Some groups of cyber criminals saw in mining a form of monetising practically any virus, even though the user did not make use of payments systems in his systems: using the machine’s capacity for computing for their own benefit. The advantage for the criminal is that he will be able to begin monetising the attack from the moment of infection by just starting up a secondary mining process towards his account. Given that the mining of Bitcoin has reached very highly specialised levels, a lot of criminals have chosen other cryptocurrencies like Monero.

In the case of Bitcoin, its block chain makes the origin and destination of each of the transactions carried out with a wallet public. This allows us to know the balance in Bitcoins of an address. Monero is a more recent cryptocurrency which includes a cryptographic scheme in which not just the transactions’ balance is hidden but also their origin and destination.

The characteristics of Monedero’s mining tasks means that even mining from the tabs of the browser is profitable, taking advantage of the fact that these are capable of executing JavaScript code. This code is legitimately used to format the web sites and make them more user-friendly, but there are already small portions of code for use in secondary mining while the user visits a website. In fact, there have been some campaigns detected recently (now withdrawn) which start up this mining code even in adverts shown on pages like Youtube, as well as on web sites for the reproduction of audiovisual contents.

These types of applications don’t require the user to validate the task, so the Javascript stores could be working at a secondary level. Although many users have realised this by the anomalous consumption of CPU (which usually translates into a substantial rise in the temperature of the machine and the noise generated), if the attacker has been cautious enough he could have completed this task almost without being noticed, limiting the use of the machine to 10% or 20%. In this respect, there are various extensions of the browser which try to protect while we surf. The NoCoin extension warns the user when a website has tried to carry out mining activities and stops that happening.

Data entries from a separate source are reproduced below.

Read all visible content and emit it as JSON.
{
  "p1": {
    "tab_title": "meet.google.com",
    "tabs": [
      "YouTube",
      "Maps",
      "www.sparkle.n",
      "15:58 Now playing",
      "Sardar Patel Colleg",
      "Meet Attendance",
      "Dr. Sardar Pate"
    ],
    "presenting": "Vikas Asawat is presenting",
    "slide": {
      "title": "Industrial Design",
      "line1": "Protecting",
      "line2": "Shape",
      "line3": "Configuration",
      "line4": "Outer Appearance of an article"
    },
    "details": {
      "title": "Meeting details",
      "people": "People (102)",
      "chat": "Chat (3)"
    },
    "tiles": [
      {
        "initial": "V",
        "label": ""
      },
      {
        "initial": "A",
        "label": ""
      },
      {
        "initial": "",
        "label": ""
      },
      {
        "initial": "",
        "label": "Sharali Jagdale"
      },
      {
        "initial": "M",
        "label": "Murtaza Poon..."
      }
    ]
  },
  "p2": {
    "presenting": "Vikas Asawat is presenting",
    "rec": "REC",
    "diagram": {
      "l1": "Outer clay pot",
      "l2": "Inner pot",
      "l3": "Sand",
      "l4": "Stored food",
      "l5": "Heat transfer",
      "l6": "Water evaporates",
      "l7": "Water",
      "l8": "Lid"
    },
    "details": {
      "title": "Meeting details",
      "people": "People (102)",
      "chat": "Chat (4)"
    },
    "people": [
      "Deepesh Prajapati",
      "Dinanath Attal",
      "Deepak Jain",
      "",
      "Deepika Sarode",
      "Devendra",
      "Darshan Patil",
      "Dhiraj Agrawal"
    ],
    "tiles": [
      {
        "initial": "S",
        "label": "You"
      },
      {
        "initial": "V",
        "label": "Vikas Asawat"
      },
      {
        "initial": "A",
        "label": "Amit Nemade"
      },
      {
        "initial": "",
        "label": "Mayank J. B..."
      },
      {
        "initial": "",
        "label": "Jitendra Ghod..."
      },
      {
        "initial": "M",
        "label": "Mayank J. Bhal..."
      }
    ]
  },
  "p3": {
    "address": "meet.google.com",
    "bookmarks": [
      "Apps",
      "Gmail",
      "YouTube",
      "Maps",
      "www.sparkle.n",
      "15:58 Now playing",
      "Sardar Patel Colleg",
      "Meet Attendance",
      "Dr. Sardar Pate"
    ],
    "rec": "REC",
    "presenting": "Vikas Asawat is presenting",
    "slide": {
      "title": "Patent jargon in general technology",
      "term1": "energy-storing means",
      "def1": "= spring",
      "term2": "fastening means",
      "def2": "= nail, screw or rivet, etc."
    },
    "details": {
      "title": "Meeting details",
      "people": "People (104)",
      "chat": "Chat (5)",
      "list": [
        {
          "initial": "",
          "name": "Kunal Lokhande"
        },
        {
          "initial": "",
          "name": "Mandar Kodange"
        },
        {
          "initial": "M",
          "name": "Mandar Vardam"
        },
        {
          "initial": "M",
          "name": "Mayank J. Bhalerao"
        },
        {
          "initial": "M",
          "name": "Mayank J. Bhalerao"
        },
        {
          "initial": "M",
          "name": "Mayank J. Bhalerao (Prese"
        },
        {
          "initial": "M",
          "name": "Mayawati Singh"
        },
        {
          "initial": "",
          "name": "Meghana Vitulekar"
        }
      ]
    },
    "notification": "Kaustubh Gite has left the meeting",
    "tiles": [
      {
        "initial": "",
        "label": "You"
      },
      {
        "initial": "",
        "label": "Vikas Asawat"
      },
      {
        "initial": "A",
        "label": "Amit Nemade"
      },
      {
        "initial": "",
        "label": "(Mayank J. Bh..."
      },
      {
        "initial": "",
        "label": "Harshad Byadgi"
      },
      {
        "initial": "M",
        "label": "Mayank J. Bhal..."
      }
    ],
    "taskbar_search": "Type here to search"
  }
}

At a corporate level it’s also interesting to monitor the access to plaforms for collaborative mining. Companies and teams permanently connected are a good target for malicious applications which try to take advantage. That said, the threat doesn’t always come from outside. Internal personnel who are not very professional could be taking advantage of the firm’s energy resources to mine without any cost for his own benefit.

The capacity for calculation is still responsible for providing key technological support for the functions of block chains like Bitcoin or Monero. But the unauthorised use of energy remains a risk. And, for the time being, it seems that these types of cryptocurrencies are here to stay.

About the Author

The Corner
The Corner has a team of on-the-ground reporters in capital cities ranging from New York to Beijing. Their stories are edited by the teams at the Spanish magazine Consejeros (for members of companies’ boards of directors) and at the stock market news site Consenso Del Mercado (market consensus). They have worked in economics and communication for over 25 years.